WHAT NEEDS TO BE DONE >> Below are some entries; can you quote all of them exactly?
--*--
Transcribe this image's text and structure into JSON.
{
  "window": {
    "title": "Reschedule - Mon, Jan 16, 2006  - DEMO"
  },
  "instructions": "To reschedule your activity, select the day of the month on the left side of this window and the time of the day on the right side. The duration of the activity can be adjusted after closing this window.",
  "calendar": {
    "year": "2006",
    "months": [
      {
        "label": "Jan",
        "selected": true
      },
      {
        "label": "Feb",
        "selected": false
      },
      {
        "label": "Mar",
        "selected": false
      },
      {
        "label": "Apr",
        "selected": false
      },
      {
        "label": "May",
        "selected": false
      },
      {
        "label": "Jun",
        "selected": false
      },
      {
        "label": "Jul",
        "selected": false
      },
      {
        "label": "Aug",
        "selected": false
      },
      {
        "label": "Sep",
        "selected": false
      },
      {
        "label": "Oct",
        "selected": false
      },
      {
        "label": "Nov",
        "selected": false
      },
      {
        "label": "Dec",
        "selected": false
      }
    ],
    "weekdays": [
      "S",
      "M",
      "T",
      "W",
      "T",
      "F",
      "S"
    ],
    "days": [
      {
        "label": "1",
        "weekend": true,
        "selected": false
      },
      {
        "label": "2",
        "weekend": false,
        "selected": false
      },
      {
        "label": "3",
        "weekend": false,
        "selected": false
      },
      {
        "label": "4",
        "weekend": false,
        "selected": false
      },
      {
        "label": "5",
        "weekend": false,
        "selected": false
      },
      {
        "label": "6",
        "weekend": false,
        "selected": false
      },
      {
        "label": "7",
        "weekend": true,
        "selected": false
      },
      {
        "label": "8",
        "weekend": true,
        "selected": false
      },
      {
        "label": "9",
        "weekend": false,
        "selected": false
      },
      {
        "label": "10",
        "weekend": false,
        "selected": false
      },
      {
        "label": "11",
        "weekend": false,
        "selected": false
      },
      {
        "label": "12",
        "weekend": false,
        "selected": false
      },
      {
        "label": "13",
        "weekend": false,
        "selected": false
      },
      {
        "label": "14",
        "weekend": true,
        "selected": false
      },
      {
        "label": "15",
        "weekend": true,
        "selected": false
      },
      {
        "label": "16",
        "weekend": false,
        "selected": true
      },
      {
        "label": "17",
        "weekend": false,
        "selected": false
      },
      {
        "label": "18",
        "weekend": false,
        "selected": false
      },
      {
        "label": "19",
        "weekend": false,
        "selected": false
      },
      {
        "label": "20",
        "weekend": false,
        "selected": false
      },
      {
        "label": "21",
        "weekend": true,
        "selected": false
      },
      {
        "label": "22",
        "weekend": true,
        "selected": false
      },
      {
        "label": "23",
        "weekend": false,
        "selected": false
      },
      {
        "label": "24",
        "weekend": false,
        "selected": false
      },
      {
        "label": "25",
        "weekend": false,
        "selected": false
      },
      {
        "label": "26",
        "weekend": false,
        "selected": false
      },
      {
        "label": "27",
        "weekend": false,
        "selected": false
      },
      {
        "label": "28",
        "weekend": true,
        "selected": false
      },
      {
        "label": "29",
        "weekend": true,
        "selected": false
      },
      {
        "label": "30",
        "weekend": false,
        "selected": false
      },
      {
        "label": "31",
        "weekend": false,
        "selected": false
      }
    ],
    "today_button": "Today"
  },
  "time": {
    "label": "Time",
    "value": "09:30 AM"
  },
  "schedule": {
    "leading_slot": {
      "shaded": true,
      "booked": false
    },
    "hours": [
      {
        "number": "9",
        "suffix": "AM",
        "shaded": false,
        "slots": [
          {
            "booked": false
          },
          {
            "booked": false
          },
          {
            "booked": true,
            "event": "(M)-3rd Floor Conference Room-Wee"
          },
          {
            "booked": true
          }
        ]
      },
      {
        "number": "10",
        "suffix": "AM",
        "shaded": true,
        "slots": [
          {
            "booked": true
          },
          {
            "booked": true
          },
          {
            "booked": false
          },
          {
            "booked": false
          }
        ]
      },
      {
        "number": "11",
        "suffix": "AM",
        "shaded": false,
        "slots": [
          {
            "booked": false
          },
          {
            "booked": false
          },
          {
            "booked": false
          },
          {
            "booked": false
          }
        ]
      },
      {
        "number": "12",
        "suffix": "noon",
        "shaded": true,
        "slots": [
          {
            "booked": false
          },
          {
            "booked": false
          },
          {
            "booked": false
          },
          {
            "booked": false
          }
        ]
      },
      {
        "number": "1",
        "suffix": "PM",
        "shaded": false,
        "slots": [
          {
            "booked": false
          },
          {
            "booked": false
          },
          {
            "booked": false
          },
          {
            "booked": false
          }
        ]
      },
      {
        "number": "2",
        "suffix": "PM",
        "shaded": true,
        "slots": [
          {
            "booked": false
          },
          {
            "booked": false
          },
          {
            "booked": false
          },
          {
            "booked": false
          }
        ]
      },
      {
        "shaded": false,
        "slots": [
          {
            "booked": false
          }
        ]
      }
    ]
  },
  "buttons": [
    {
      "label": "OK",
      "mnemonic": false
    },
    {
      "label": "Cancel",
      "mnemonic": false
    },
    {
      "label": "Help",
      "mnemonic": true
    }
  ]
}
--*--
RESULT >>
Transcribe this image's text and structure into JSON.
{
  "window": {
    "title": "Reschedule - Mon, Jan 16, 2006  - DEMO"
  },
  "instructions": "To reschedule your activity, select the day of the month on the left side of this window and the time of the day on the right side. The duration of the activity can be adjusted after closing this window.",
  "calendar": {
    "year": "2006",
    "months": [
      {
        "label": "Jan",
        "selected": true
      },
      {
        "label": "Feb",
        "selected": false
      },
      {
        "label": "Mar",
        "selected": false
      },
      {
        "label": "Apr",
        "selected": false
      },
      {
        "label": "May",
        "selected": false
      },
      {
        "label": "Jun",
        "selected": false
      },
      {
        "label": "Jul",
        "selected": false
      },
      {
        "label": "Aug",
        "selected": false
      },
      {
        "label": "Sep",
        "selected": false
      },
      {
        "label": "Oct",
        "selected": false
      },
      {
        "label": "Nov",
        "selected": false
      },
      {
        "label": "Dec",
        "selected": false
      }
    ],
    "weekdays": [
      "S",
      "M",
      "T",
      "W",
      "T",
      "F",
      "S"
    ],
    "days": [
      {
        "label": "1",
        "weekend": true,
        "selected": false
      },
      {
        "label": "2",
        "weekend": false,
        "selected": false
      },
      {
        "label": "3",
        "weekend": false,
        "selected": false
      },
      {
        "label": "4",
        "weekend": false,
        "selected": false
      },
      {
        "label": "5",
        "weekend": false,
        "selected": false
      },
      {
        "label": "6",
        "weekend": false,
        "selected": false
      },
      {
        "label": "7",
        "weekend": true,
        "selected": false
      },
      {
        "label": "8",
        "weekend": true,
        "selected": false
      },
      {
        "label": "9",
        "weekend": false,
        "selected": false
      },
      {
        "label": "10",
        "weekend": false,
        "selected": false
      },
      {
        "label": "11",
        "weekend": false,
        "selected": false
      },
      {
        "label": "12",
        "weekend": false,
        "selected": false
      },
      {
        "label": "13",
        "weekend": false,
        "selected": false
      },
      {
        "label": "14",
        "weekend": true,
        "selected": false
      },
      {
        "label": "15",
        "weekend": true,
        "selected": false
      },
      {
        "label": "16",
        "weekend": false,
        "selected": true
      },
      {
        "label": "17",
        "weekend": false,
        "selected": false
      },
      {
        "label": "18",
        "weekend": false,
        "selected": false
      },
      {
        "label": "19",
        "weekend": false,
        "selected": false
      },
      {
        "label": "20",
        "weekend": false,
        "selected": false
      },
      {
        "label": "21",
        "weekend": true,
        "selected": false
      },
      {
        "label": "22",
        "weekend": true,
        "selected": false
      },
      {
        "label": "23",
        "weekend": false,
        "selected": false
      },
      {
        "label": "24",
        "weekend": false,
        "selected": false
      },
      {
        "label": "25",
        "weekend": false,
        "selected": false
      },
      {
        "label": "26",
        "weekend": false,
        "selected": false
      },
      {
        "label": "27",
        "weekend": false,
        "selected": false
      },
      {
        "label": "28",
        "weekend": true,
        "selected": false
      },
      {
        "label": "29",
        "weekend": true,
        "selected": false
      },
      {
        "label": "30",
        "weekend": false,
        "selected": false
      },
      {
        "label": "31",
        "weekend": false,
        "selected": false
      }
    ],
    "today_button": "Today"
  },
  "time": {
    "label": "Time",
    "value": "09:30 AM"
  },
  "schedule": {
    "leading_slot": {
      "shaded": true,
      "booked": false
    },
    "hours": [
      {
        "number": "9",
        "suffix": "AM",
        "shaded": false,
        "slots": [
          {
            "booked": false
          },
          {
            "booked": false
          },
          {
            "booked": true,
            "event": "(M)-3rd Floor Conference Room-Wee"
          },
          {
            "booked": true
          }
        ]
      },
      {
        "number": "10",
        "suffix": "AM",
        "shaded": true,
        "slots": [
          {
            "booked": true
          },
          {
            "booked": true
          },
          {
            "booked": false
          },
          {
            "booked": false
          }
        ]
      },
      {
        "number": "11",
        "suffix": "AM",
        "shaded": false,
        "slots": [
          {
            "booked": false
          },
          {
            "booked": false
          },
          {
            "booked": false
          },
          {
            "booked": false
          }
        ]
      },
      {
        "number": "12",
        "suffix": "noon",
        "shaded": true,
        "slots": [
          {
            "booked": false
          },
          {
            "booked": false
          },
          {
            "booked": false
          },
          {
            "booked": false
          }
        ]
      },
      {
        "number": "1",
        "suffix": "PM",
        "shaded": false,
        "slots": [
          {
            "booked": false
          },
          {
            "booked": false
          },
          {
            "booked": false
          },
          {
            "booked": false
          }
        ]
      },
      {
        "number": "2",
        "suffix": "PM",
        "shaded": true,
        "slots": [
          {
            "booked": false
          },
          {
            "booked": false
          },
          {
            "booked": false
          },
          {
            "booked": false
          }
        ]
      },
      {
        "shaded": false,
        "slots": [
          {
            "booked": false
          }
        ]
      }
    ]
  },
  "buttons": [
    {
      "label": "OK",
      "mnemonic": false
    },
    {
      "label": "Cancel",
      "mnemonic": false
    },
    {
      "label": "Help",
      "mnemonic": true
    }
  ]
}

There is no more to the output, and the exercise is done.